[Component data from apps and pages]
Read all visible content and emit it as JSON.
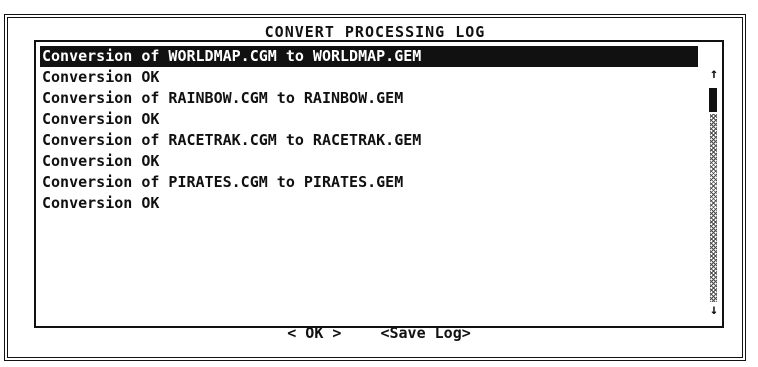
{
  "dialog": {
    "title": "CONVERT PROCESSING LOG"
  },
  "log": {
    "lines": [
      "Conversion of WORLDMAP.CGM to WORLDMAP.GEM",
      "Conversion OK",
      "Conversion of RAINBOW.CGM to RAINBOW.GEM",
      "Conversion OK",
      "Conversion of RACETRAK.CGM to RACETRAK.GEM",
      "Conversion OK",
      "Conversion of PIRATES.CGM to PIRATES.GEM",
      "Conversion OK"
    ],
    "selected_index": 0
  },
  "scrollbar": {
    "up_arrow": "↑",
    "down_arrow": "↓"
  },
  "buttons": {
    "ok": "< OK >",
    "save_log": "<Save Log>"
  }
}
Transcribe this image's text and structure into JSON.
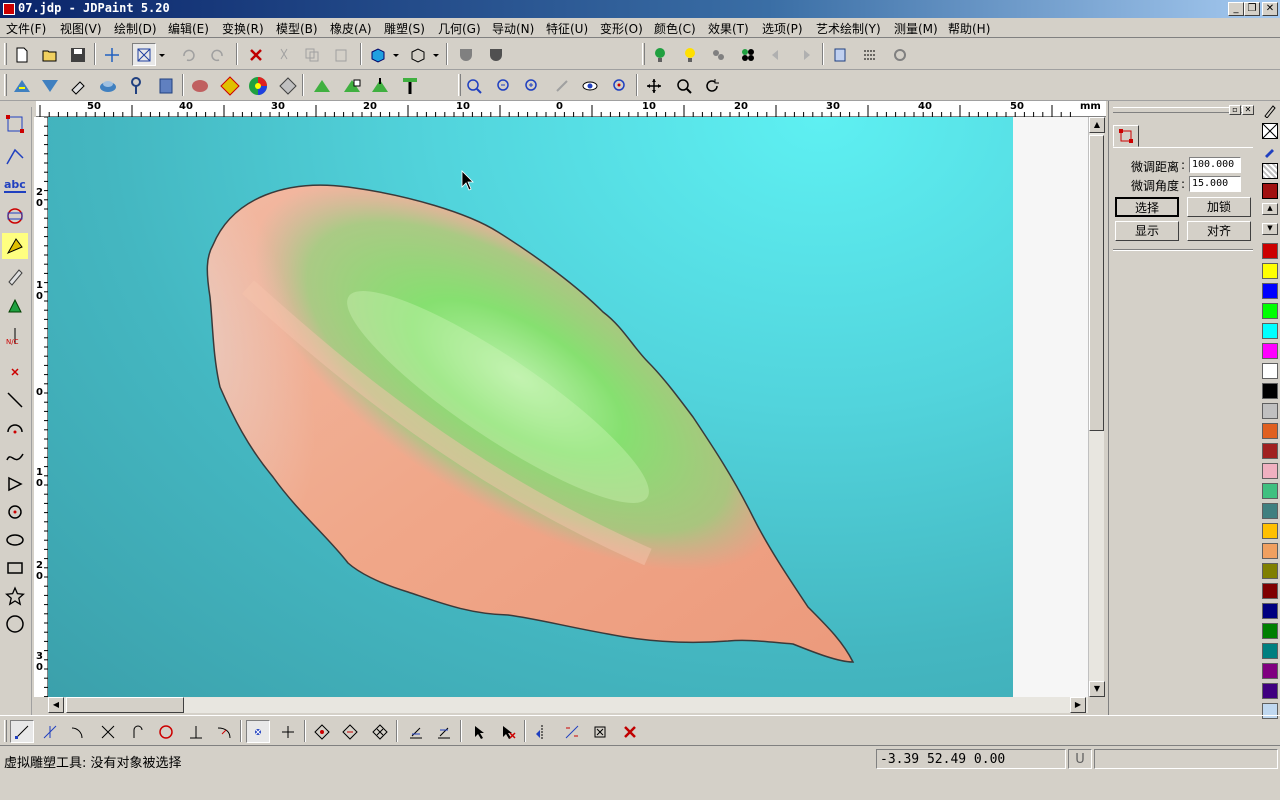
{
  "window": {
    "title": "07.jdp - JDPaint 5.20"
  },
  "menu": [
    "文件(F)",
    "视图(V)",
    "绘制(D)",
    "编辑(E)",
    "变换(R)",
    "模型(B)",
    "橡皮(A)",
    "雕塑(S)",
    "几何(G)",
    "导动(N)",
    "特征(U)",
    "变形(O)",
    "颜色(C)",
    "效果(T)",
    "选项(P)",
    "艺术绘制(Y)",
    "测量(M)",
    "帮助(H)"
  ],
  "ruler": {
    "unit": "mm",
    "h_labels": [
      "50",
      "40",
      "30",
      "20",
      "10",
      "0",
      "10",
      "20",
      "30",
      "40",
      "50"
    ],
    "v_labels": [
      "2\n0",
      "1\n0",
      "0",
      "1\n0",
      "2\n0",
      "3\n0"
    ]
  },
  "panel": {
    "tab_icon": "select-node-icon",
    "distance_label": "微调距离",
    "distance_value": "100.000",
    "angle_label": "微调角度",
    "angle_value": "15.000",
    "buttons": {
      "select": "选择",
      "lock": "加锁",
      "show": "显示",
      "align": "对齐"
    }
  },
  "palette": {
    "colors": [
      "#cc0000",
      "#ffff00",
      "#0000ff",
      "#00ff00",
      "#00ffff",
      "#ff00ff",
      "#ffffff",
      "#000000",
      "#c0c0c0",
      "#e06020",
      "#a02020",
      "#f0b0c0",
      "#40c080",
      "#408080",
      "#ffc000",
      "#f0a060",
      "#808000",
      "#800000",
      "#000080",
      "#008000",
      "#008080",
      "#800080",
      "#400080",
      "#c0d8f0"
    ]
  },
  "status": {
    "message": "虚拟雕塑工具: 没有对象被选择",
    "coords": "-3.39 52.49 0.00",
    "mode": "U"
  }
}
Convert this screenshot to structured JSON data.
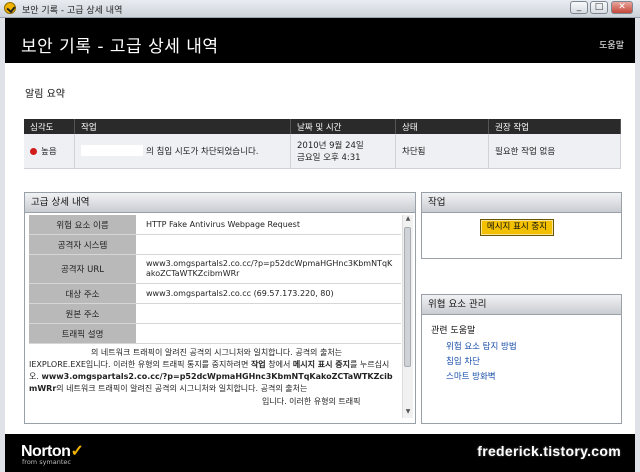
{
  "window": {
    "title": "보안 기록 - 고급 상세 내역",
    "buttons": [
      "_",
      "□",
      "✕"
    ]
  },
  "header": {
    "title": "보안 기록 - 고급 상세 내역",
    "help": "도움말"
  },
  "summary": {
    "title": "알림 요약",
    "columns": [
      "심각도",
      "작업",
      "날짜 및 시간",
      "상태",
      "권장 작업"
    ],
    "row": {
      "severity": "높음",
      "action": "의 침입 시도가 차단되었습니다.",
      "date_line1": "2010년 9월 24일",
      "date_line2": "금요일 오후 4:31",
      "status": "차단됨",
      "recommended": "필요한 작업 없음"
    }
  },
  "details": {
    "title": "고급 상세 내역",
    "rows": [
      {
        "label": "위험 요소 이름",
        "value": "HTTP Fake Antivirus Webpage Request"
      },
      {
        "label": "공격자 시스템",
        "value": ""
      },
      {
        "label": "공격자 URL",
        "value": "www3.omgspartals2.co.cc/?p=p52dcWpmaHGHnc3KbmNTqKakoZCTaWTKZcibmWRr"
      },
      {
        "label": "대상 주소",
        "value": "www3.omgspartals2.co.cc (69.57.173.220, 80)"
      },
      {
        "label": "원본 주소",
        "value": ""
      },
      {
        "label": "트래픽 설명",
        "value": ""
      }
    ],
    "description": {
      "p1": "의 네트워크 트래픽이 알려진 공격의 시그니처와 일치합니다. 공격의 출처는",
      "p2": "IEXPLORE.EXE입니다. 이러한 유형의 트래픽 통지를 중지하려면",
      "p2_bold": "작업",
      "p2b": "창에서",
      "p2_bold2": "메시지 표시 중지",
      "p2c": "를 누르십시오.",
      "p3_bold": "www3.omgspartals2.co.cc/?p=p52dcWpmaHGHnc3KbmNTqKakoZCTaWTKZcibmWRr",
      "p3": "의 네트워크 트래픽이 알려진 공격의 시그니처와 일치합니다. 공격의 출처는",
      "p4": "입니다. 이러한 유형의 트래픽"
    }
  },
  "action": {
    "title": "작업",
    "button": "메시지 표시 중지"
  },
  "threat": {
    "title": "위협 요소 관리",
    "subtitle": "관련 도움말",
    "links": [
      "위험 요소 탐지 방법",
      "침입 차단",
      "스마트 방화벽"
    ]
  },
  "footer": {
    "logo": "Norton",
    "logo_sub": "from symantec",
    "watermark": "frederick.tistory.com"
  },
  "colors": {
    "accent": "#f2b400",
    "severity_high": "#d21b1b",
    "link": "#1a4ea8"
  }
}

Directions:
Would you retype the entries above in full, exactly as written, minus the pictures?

Task output:
Read all visible content and emit it as JSON.
{
  "dialog": {
    "title": "CONVERT PROCESSING LOG"
  },
  "log": {
    "lines": [
      "Conversion of WORLDMAP.CGM to WORLDMAP.GEM",
      "Conversion OK",
      "Conversion of RAINBOW.CGM to RAINBOW.GEM",
      "Conversion OK",
      "Conversion of RACETRAK.CGM to RACETRAK.GEM",
      "Conversion OK",
      "Conversion of PIRATES.CGM to PIRATES.GEM",
      "Conversion OK"
    ],
    "selected_index": 0
  },
  "scrollbar": {
    "up_arrow": "↑",
    "down_arrow": "↓"
  },
  "buttons": {
    "ok": "< OK >",
    "save_log": "<Save Log>"
  }
}
Transcribe this image's text and structure into JSON.
{
  "window": {
    "title": "07.jdp - JDPaint 5.20"
  },
  "menu": [
    "文件(F)",
    "视图(V)",
    "绘制(D)",
    "编辑(E)",
    "变换(R)",
    "模型(B)",
    "橡皮(A)",
    "雕塑(S)",
    "几何(G)",
    "导动(N)",
    "特征(U)",
    "变形(O)",
    "颜色(C)",
    "效果(T)",
    "选项(P)",
    "艺术绘制(Y)",
    "测量(M)",
    "帮助(H)"
  ],
  "ruler": {
    "unit": "mm",
    "h_labels": [
      "50",
      "40",
      "30",
      "20",
      "10",
      "0",
      "10",
      "20",
      "30",
      "40",
      "50"
    ],
    "v_labels": [
      "2\n0",
      "1\n0",
      "0",
      "1\n0",
      "2\n0",
      "3\n0"
    ]
  },
  "panel": {
    "tab_icon": "select-node-icon",
    "distance_label": "微调距离",
    "distance_value": "100.000",
    "angle_label": "微调角度",
    "angle_value": "15.000",
    "buttons": {
      "select": "选择",
      "lock": "加锁",
      "show": "显示",
      "align": "对齐"
    }
  },
  "palette": {
    "colors": [
      "#cc0000",
      "#ffff00",
      "#0000ff",
      "#00ff00",
      "#00ffff",
      "#ff00ff",
      "#ffffff",
      "#000000",
      "#c0c0c0",
      "#e06020",
      "#a02020",
      "#f0b0c0",
      "#40c080",
      "#408080",
      "#ffc000",
      "#f0a060",
      "#808000",
      "#800000",
      "#000080",
      "#008000",
      "#008080",
      "#800080",
      "#400080",
      "#c0d8f0"
    ]
  },
  "status": {
    "message": "虚拟雕塑工具: 没有对象被选择",
    "coords": "-3.39 52.49 0.00",
    "mode": "U"
  }
}
Convert this screenshot to structured JSON data.
{
  "window": {
    "title": "보안 기록 - 고급 상세 내역",
    "buttons": [
      "_",
      "□",
      "✕"
    ]
  },
  "header": {
    "title": "보안 기록 - 고급 상세 내역",
    "help": "도움말"
  },
  "summary": {
    "title": "알림 요약",
    "columns": [
      "심각도",
      "작업",
      "날짜 및 시간",
      "상태",
      "권장 작업"
    ],
    "row": {
      "severity": "높음",
      "action": "의 침입 시도가 차단되었습니다.",
      "date_line1": "2010년 9월 24일",
      "date_line2": "금요일 오후 4:31",
      "status": "차단됨",
      "recommended": "필요한 작업 없음"
    }
  },
  "details": {
    "title": "고급 상세 내역",
    "rows": [
      {
        "label": "위험 요소 이름",
        "value": "HTTP Fake Antivirus Webpage Request"
      },
      {
        "label": "공격자 시스템",
        "value": ""
      },
      {
        "label": "공격자 URL",
        "value": "www3.omgspartals2.co.cc/?p=p52dcWpmaHGHnc3KbmNTqKakoZCTaWTKZcibmWRr"
      },
      {
        "label": "대상 주소",
        "value": "www3.omgspartals2.co.cc (69.57.173.220, 80)"
      },
      {
        "label": "원본 주소",
        "value": ""
      },
      {
        "label": "트래픽 설명",
        "value": ""
      }
    ],
    "description": {
      "p1": "의 네트워크 트래픽이 알려진 공격의 시그니처와 일치합니다. 공격의 출처는",
      "p2": "IEXPLORE.EXE입니다. 이러한 유형의 트래픽 통지를 중지하려면",
      "p2_bold": "작업",
      "p2b": "창에서",
      "p2_bold2": "메시지 표시 중지",
      "p2c": "를 누르십시오.",
      "p3_bold": "www3.omgspartals2.co.cc/?p=p52dcWpmaHGHnc3KbmNTqKakoZCTaWTKZcibmWRr",
      "p3": "의 네트워크 트래픽이 알려진 공격의 시그니처와 일치합니다. 공격의 출처는",
      "p4": "입니다. 이러한 유형의 트래픽"
    }
  },
  "action": {
    "title": "작업",
    "button": "메시지 표시 중지"
  },
  "threat": {
    "title": "위협 요소 관리",
    "subtitle": "관련 도움말",
    "links": [
      "위험 요소 탐지 방법",
      "침입 차단",
      "스마트 방화벽"
    ]
  },
  "footer": {
    "logo": "Norton",
    "logo_sub": "from symantec",
    "watermark": "frederick.tistory.com"
  },
  "colors": {
    "accent": "#f2b400",
    "severity_high": "#d21b1b",
    "link": "#1a4ea8"
  }
}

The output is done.